  6. Finalizing the Marriage

    The last and final step - After you have performed the wedding, you will need to sign the marriage license along with the couple. Your official title is "Minister"; for the ceremony type, put "Religious"; for denomination you will write "Non-Denominational".

    If the license prompts you to list an address of ministry, provide your personal ministry or home address. Do not put the address of the ULC headquarters. Lastly, make sure that the license is turned in to the county clerk's office before the deadline!

Alabama Marriage Laws

Alabama marriage laws are governed by Section 30-1 of the state code. This section shows which persons are legally authorized to officiate weddings in the State of Alabama. Among those with authorization are ordained ministers of the Universal Life Church. The relevant section is displayed below:

Alabama Code - Section 30-1-7: PERSONS AUTHORIZED TO SOLEMNIZE MARRIAGES

(a) Generally. Marriages may be solemnized by any licensed minister of the gospel in regular communion with the Christian church or society of which the minister is a member; by an active or retired judge of the Supreme Court, Court of Criminal Appeals, Court of Civil Appeals, any circuit court, or any district court within this state; by a judge of any federal court; or by an active or retired judge of probate.

(b) Pastor of religious society; clerk of society to maintain register of marriages; register, etc., deemed presumptive evidence of fact. Marriage may also be solemnized by the pastor of any religious society according to the rules ordained or custom established by such society. The clerk or keeper of the minutes of each society shall keep a register and enter therein a particular account of all marriages solemnized by the society, which register, or a sworn copy thereof, is presumptive evidence of the fact.

(c) Quakers, Mennonites, or other religious societies. The people called Mennonites, Quakers, or any other Christian society having similar rules or regulations, may solemnize marriage according to their forms by consent of the parties, published and declared before the congregation assembled for public worship.
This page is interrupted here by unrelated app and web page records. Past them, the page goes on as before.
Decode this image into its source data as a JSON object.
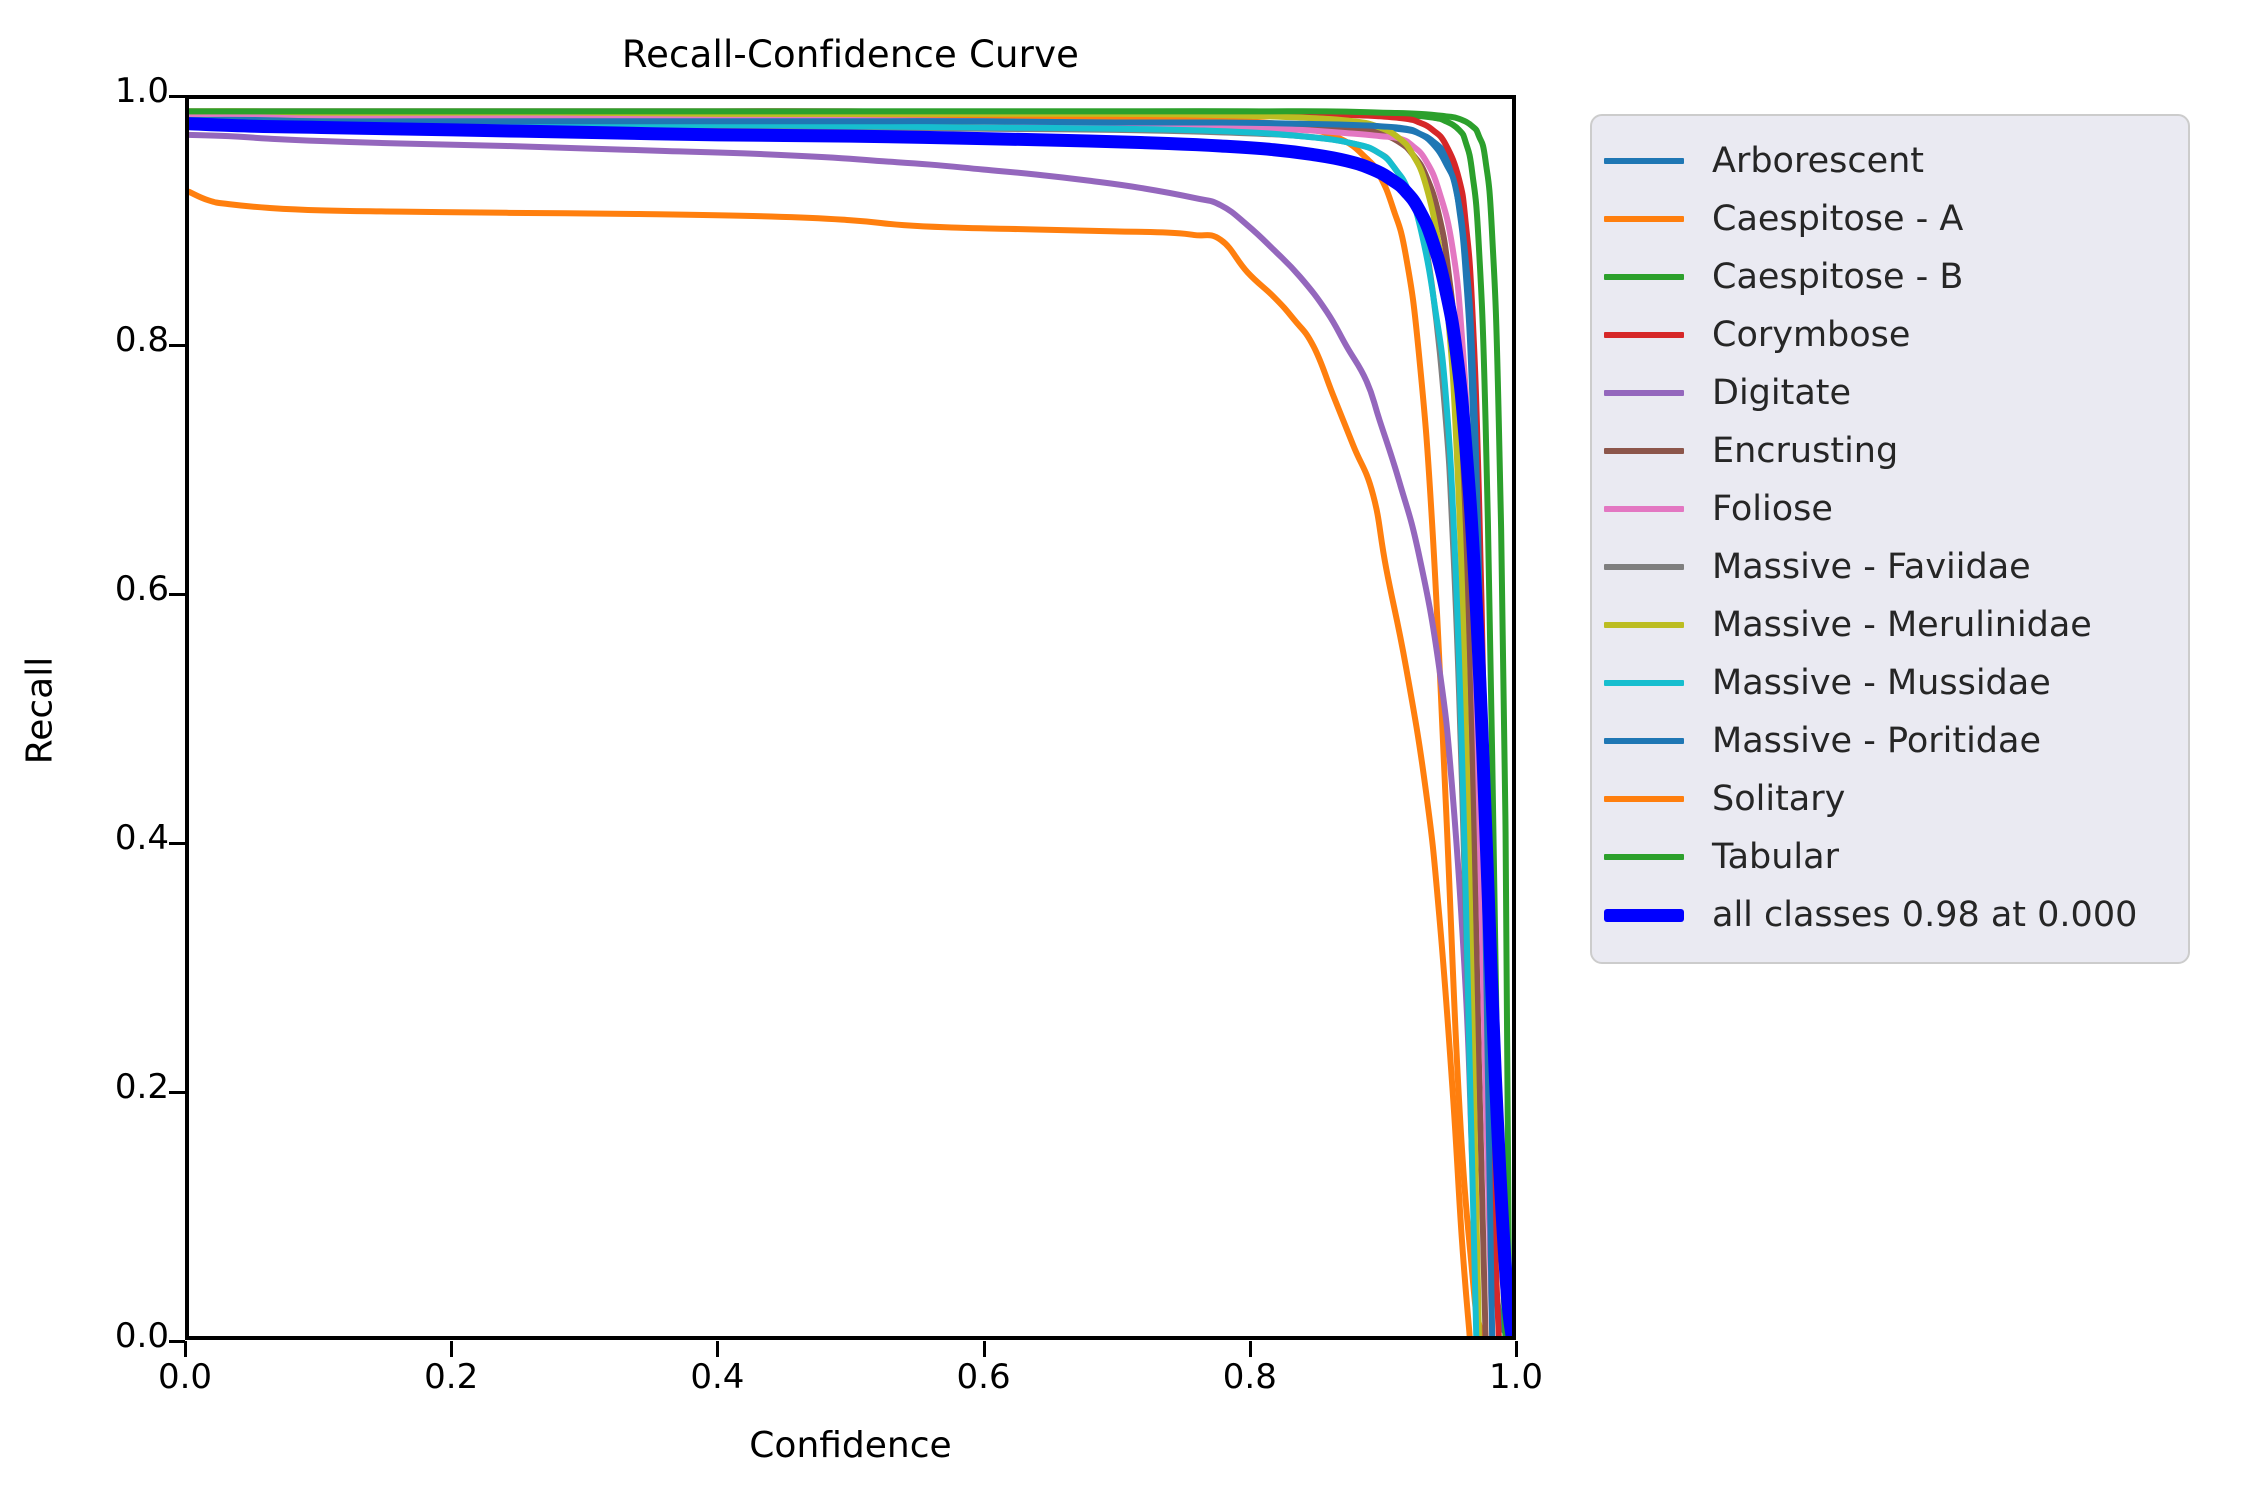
{
  "figure": {
    "title": "Recall-Confidence Curve",
    "xlabel": "Confidence",
    "ylabel": "Recall",
    "background": "#ffffff",
    "legend_background": "#eaeaf2",
    "legend_border": "#cccccc"
  },
  "axes": {
    "x_ticks": [
      "0.0",
      "0.2",
      "0.4",
      "0.6",
      "0.8",
      "1.0"
    ],
    "y_ticks": [
      "0.0",
      "0.2",
      "0.4",
      "0.6",
      "0.8",
      "1.0"
    ]
  },
  "legend": {
    "items": [
      {
        "label": "Arborescent",
        "color": "#1f77b4",
        "thick": false
      },
      {
        "label": "Caespitose - A",
        "color": "#ff7f0e",
        "thick": false
      },
      {
        "label": "Caespitose - B",
        "color": "#2ca02c",
        "thick": false
      },
      {
        "label": "Corymbose",
        "color": "#d62728",
        "thick": false
      },
      {
        "label": "Digitate",
        "color": "#9467bd",
        "thick": false
      },
      {
        "label": "Encrusting",
        "color": "#8c564b",
        "thick": false
      },
      {
        "label": "Foliose",
        "color": "#e377c2",
        "thick": false
      },
      {
        "label": "Massive - Faviidae",
        "color": "#7f7f7f",
        "thick": false
      },
      {
        "label": "Massive - Merulinidae",
        "color": "#bcbd22",
        "thick": false
      },
      {
        "label": "Massive - Mussidae",
        "color": "#17becf",
        "thick": false
      },
      {
        "label": "Massive - Poritidae",
        "color": "#1f77b4",
        "thick": false
      },
      {
        "label": "Solitary",
        "color": "#ff7f0e",
        "thick": false
      },
      {
        "label": "Tabular",
        "color": "#2ca02c",
        "thick": false
      },
      {
        "label": "all classes 0.98 at 0.000",
        "color": "#0000ff",
        "thick": true
      }
    ]
  },
  "chart_data": {
    "type": "line",
    "title": "Recall-Confidence Curve",
    "xlabel": "Confidence",
    "ylabel": "Recall",
    "xlim": [
      0.0,
      1.0
    ],
    "ylim": [
      0.0,
      1.0
    ],
    "grid": false,
    "legend_position": "right-outside",
    "annotations": [
      "all classes 0.98 at 0.000"
    ],
    "series": [
      {
        "name": "Arborescent",
        "color": "#1f77b4",
        "linewidth": 1.0,
        "x": [
          0.0,
          0.05,
          0.1,
          0.2,
          0.3,
          0.4,
          0.5,
          0.6,
          0.7,
          0.78,
          0.84,
          0.88,
          0.9,
          0.92,
          0.93,
          0.94,
          0.95,
          0.955,
          0.96,
          0.965,
          0.97,
          0.975,
          0.98,
          0.985,
          0.99,
          1.0
        ],
        "y": [
          0.984,
          0.984,
          0.983,
          0.983,
          0.982,
          0.982,
          0.981,
          0.981,
          0.98,
          0.98,
          0.979,
          0.978,
          0.977,
          0.975,
          0.972,
          0.966,
          0.955,
          0.94,
          0.912,
          0.86,
          0.76,
          0.58,
          0.33,
          0.11,
          0.02,
          0.0
        ]
      },
      {
        "name": "Caespitose - A",
        "color": "#ff7f0e",
        "linewidth": 1.0,
        "x": [
          0.0,
          0.05,
          0.1,
          0.2,
          0.3,
          0.4,
          0.5,
          0.55,
          0.6,
          0.66,
          0.7,
          0.75,
          0.8,
          0.84,
          0.87,
          0.89,
          0.9,
          0.91,
          0.92,
          0.93,
          0.94,
          0.95,
          0.96,
          0.97,
          0.975,
          0.98
        ],
        "y": [
          0.988,
          0.988,
          0.988,
          0.988,
          0.987,
          0.987,
          0.986,
          0.986,
          0.986,
          0.985,
          0.985,
          0.984,
          0.982,
          0.977,
          0.968,
          0.952,
          0.938,
          0.912,
          0.872,
          0.79,
          0.65,
          0.43,
          0.19,
          0.05,
          0.01,
          0.0
        ]
      },
      {
        "name": "Caespitose - B",
        "color": "#2ca02c",
        "linewidth": 1.0,
        "x": [
          0.0,
          0.05,
          0.1,
          0.2,
          0.3,
          0.4,
          0.5,
          0.6,
          0.7,
          0.8,
          0.86,
          0.9,
          0.92,
          0.94,
          0.95,
          0.96,
          0.965,
          0.97,
          0.975,
          0.98,
          0.985,
          0.99,
          0.995
        ],
        "y": [
          0.99,
          0.99,
          0.99,
          0.99,
          0.99,
          0.99,
          0.99,
          0.99,
          0.99,
          0.99,
          0.989,
          0.988,
          0.987,
          0.985,
          0.982,
          0.975,
          0.965,
          0.94,
          0.88,
          0.74,
          0.47,
          0.16,
          0.0
        ]
      },
      {
        "name": "Corymbose",
        "color": "#d62728",
        "linewidth": 1.0,
        "x": [
          0.0,
          0.05,
          0.1,
          0.2,
          0.3,
          0.4,
          0.5,
          0.6,
          0.7,
          0.78,
          0.84,
          0.88,
          0.9,
          0.92,
          0.93,
          0.94,
          0.95,
          0.96,
          0.965,
          0.97,
          0.975,
          0.98,
          0.985,
          0.99
        ],
        "y": [
          0.99,
          0.99,
          0.99,
          0.99,
          0.99,
          0.99,
          0.99,
          0.989,
          0.989,
          0.989,
          0.988,
          0.987,
          0.986,
          0.984,
          0.981,
          0.975,
          0.963,
          0.935,
          0.9,
          0.83,
          0.68,
          0.43,
          0.15,
          0.0
        ]
      },
      {
        "name": "Digitate",
        "color": "#9467bd",
        "linewidth": 1.0,
        "x": [
          0.0,
          0.03,
          0.06,
          0.1,
          0.16,
          0.24,
          0.3,
          0.36,
          0.42,
          0.48,
          0.52,
          0.56,
          0.6,
          0.64,
          0.68,
          0.72,
          0.76,
          0.78,
          0.8,
          0.82,
          0.84,
          0.86,
          0.875,
          0.89,
          0.9,
          0.915,
          0.93,
          0.945,
          0.955,
          0.965,
          0.97,
          0.975
        ],
        "y": [
          0.971,
          0.97,
          0.968,
          0.966,
          0.964,
          0.962,
          0.96,
          0.958,
          0.956,
          0.953,
          0.95,
          0.947,
          0.943,
          0.939,
          0.934,
          0.928,
          0.92,
          0.914,
          0.898,
          0.878,
          0.856,
          0.828,
          0.8,
          0.772,
          0.74,
          0.69,
          0.63,
          0.54,
          0.44,
          0.28,
          0.14,
          0.0
        ]
      },
      {
        "name": "Encrusting",
        "color": "#8c564b",
        "linewidth": 1.0,
        "x": [
          0.0,
          0.05,
          0.1,
          0.2,
          0.3,
          0.4,
          0.5,
          0.6,
          0.7,
          0.78,
          0.84,
          0.88,
          0.9,
          0.915,
          0.925,
          0.935,
          0.945,
          0.952,
          0.958,
          0.965,
          0.97,
          0.975,
          0.98
        ],
        "y": [
          0.984,
          0.984,
          0.983,
          0.983,
          0.982,
          0.982,
          0.981,
          0.981,
          0.98,
          0.979,
          0.978,
          0.976,
          0.972,
          0.965,
          0.955,
          0.938,
          0.905,
          0.86,
          0.79,
          0.64,
          0.47,
          0.22,
          0.0
        ]
      },
      {
        "name": "Foliose",
        "color": "#e377c2",
        "linewidth": 1.0,
        "x": [
          0.0,
          0.05,
          0.1,
          0.2,
          0.3,
          0.4,
          0.5,
          0.6,
          0.7,
          0.78,
          0.84,
          0.88,
          0.9,
          0.915,
          0.925,
          0.935,
          0.945,
          0.955,
          0.962,
          0.968,
          0.974,
          0.98,
          0.985
        ],
        "y": [
          0.986,
          0.986,
          0.985,
          0.985,
          0.984,
          0.984,
          0.983,
          0.982,
          0.98,
          0.978,
          0.975,
          0.972,
          0.97,
          0.968,
          0.962,
          0.95,
          0.925,
          0.88,
          0.81,
          0.69,
          0.48,
          0.2,
          0.0
        ]
      },
      {
        "name": "Massive - Faviidae",
        "color": "#7f7f7f",
        "linewidth": 1.0,
        "x": [
          0.0,
          0.05,
          0.1,
          0.2,
          0.3,
          0.4,
          0.5,
          0.6,
          0.7,
          0.78,
          0.84,
          0.88,
          0.9,
          0.91,
          0.92,
          0.93,
          0.94,
          0.95,
          0.955,
          0.96,
          0.965,
          0.97,
          0.975
        ],
        "y": [
          0.98,
          0.979,
          0.979,
          0.978,
          0.978,
          0.977,
          0.977,
          0.976,
          0.975,
          0.973,
          0.97,
          0.964,
          0.956,
          0.946,
          0.928,
          0.9,
          0.845,
          0.74,
          0.65,
          0.52,
          0.34,
          0.14,
          0.0
        ]
      },
      {
        "name": "Massive - Merulinidae",
        "color": "#bcbd22",
        "linewidth": 1.0,
        "x": [
          0.0,
          0.05,
          0.1,
          0.2,
          0.3,
          0.4,
          0.5,
          0.6,
          0.7,
          0.78,
          0.84,
          0.88,
          0.9,
          0.915,
          0.925,
          0.935,
          0.945,
          0.952,
          0.958,
          0.964,
          0.97,
          0.975
        ],
        "y": [
          0.99,
          0.99,
          0.989,
          0.989,
          0.989,
          0.988,
          0.988,
          0.988,
          0.988,
          0.987,
          0.985,
          0.982,
          0.977,
          0.968,
          0.955,
          0.93,
          0.88,
          0.82,
          0.72,
          0.54,
          0.26,
          0.0
        ]
      },
      {
        "name": "Massive - Mussidae",
        "color": "#17becf",
        "linewidth": 1.0,
        "x": [
          0.0,
          0.05,
          0.1,
          0.2,
          0.3,
          0.4,
          0.5,
          0.6,
          0.7,
          0.78,
          0.84,
          0.88,
          0.9,
          0.912,
          0.922,
          0.932,
          0.942,
          0.95,
          0.957,
          0.963,
          0.968,
          0.973
        ],
        "y": [
          0.981,
          0.981,
          0.98,
          0.98,
          0.979,
          0.979,
          0.978,
          0.977,
          0.976,
          0.974,
          0.97,
          0.964,
          0.956,
          0.943,
          0.925,
          0.89,
          0.83,
          0.76,
          0.63,
          0.44,
          0.22,
          0.0
        ]
      },
      {
        "name": "Massive - Poritidae",
        "color": "#1f77b4",
        "linewidth": 1.0,
        "x": [
          0.0,
          0.05,
          0.1,
          0.2,
          0.3,
          0.4,
          0.5,
          0.6,
          0.7,
          0.78,
          0.84,
          0.88,
          0.9,
          0.92,
          0.93,
          0.94,
          0.95,
          0.958,
          0.965,
          0.97,
          0.975,
          0.98,
          0.985
        ],
        "y": [
          0.983,
          0.983,
          0.982,
          0.982,
          0.982,
          0.982,
          0.982,
          0.982,
          0.981,
          0.981,
          0.98,
          0.979,
          0.978,
          0.976,
          0.972,
          0.964,
          0.948,
          0.925,
          0.87,
          0.79,
          0.62,
          0.33,
          0.0
        ]
      },
      {
        "name": "Solitary",
        "color": "#ff7f0e",
        "linewidth": 1.0,
        "x": [
          0.0,
          0.015,
          0.03,
          0.06,
          0.1,
          0.16,
          0.24,
          0.34,
          0.44,
          0.5,
          0.54,
          0.58,
          0.62,
          0.66,
          0.7,
          0.74,
          0.76,
          0.78,
          0.8,
          0.82,
          0.835,
          0.85,
          0.865,
          0.88,
          0.895,
          0.905,
          0.92,
          0.935,
          0.945,
          0.955,
          0.962,
          0.968
        ],
        "y": [
          0.925,
          0.918,
          0.915,
          0.912,
          0.91,
          0.909,
          0.908,
          0.907,
          0.905,
          0.902,
          0.898,
          0.896,
          0.895,
          0.894,
          0.893,
          0.892,
          0.89,
          0.886,
          0.86,
          0.84,
          0.822,
          0.8,
          0.76,
          0.72,
          0.68,
          0.62,
          0.54,
          0.44,
          0.34,
          0.2,
          0.08,
          0.0
        ]
      },
      {
        "name": "Tabular",
        "color": "#2ca02c",
        "linewidth": 1.0,
        "x": [
          0.0,
          0.05,
          0.1,
          0.2,
          0.3,
          0.4,
          0.5,
          0.6,
          0.7,
          0.8,
          0.86,
          0.9,
          0.93,
          0.95,
          0.96,
          0.97,
          0.975,
          0.98,
          0.985,
          0.99,
          0.995,
          0.998
        ],
        "y": [
          0.99,
          0.99,
          0.99,
          0.99,
          0.99,
          0.99,
          0.99,
          0.99,
          0.99,
          0.99,
          0.99,
          0.989,
          0.988,
          0.986,
          0.984,
          0.978,
          0.97,
          0.95,
          0.89,
          0.74,
          0.42,
          0.0
        ]
      },
      {
        "name": "all classes 0.98 at 0.000",
        "color": "#0000ff",
        "linewidth": 3.0,
        "x": [
          0.0,
          0.05,
          0.1,
          0.2,
          0.3,
          0.4,
          0.5,
          0.6,
          0.68,
          0.74,
          0.78,
          0.82,
          0.85,
          0.875,
          0.895,
          0.91,
          0.92,
          0.93,
          0.94,
          0.95,
          0.958,
          0.965,
          0.972,
          0.978,
          0.984,
          0.99,
          0.996,
          1.0
        ],
        "y": [
          0.98,
          0.978,
          0.977,
          0.975,
          0.973,
          0.971,
          0.97,
          0.968,
          0.966,
          0.964,
          0.962,
          0.959,
          0.955,
          0.95,
          0.943,
          0.934,
          0.925,
          0.91,
          0.885,
          0.845,
          0.795,
          0.72,
          0.61,
          0.47,
          0.3,
          0.15,
          0.04,
          0.0
        ]
      }
    ]
  }
}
  • See more at: http://codes.lp.findlaw.com/alcode/30/1/30-1-7#sthash.AFDc8iQ9.dpuf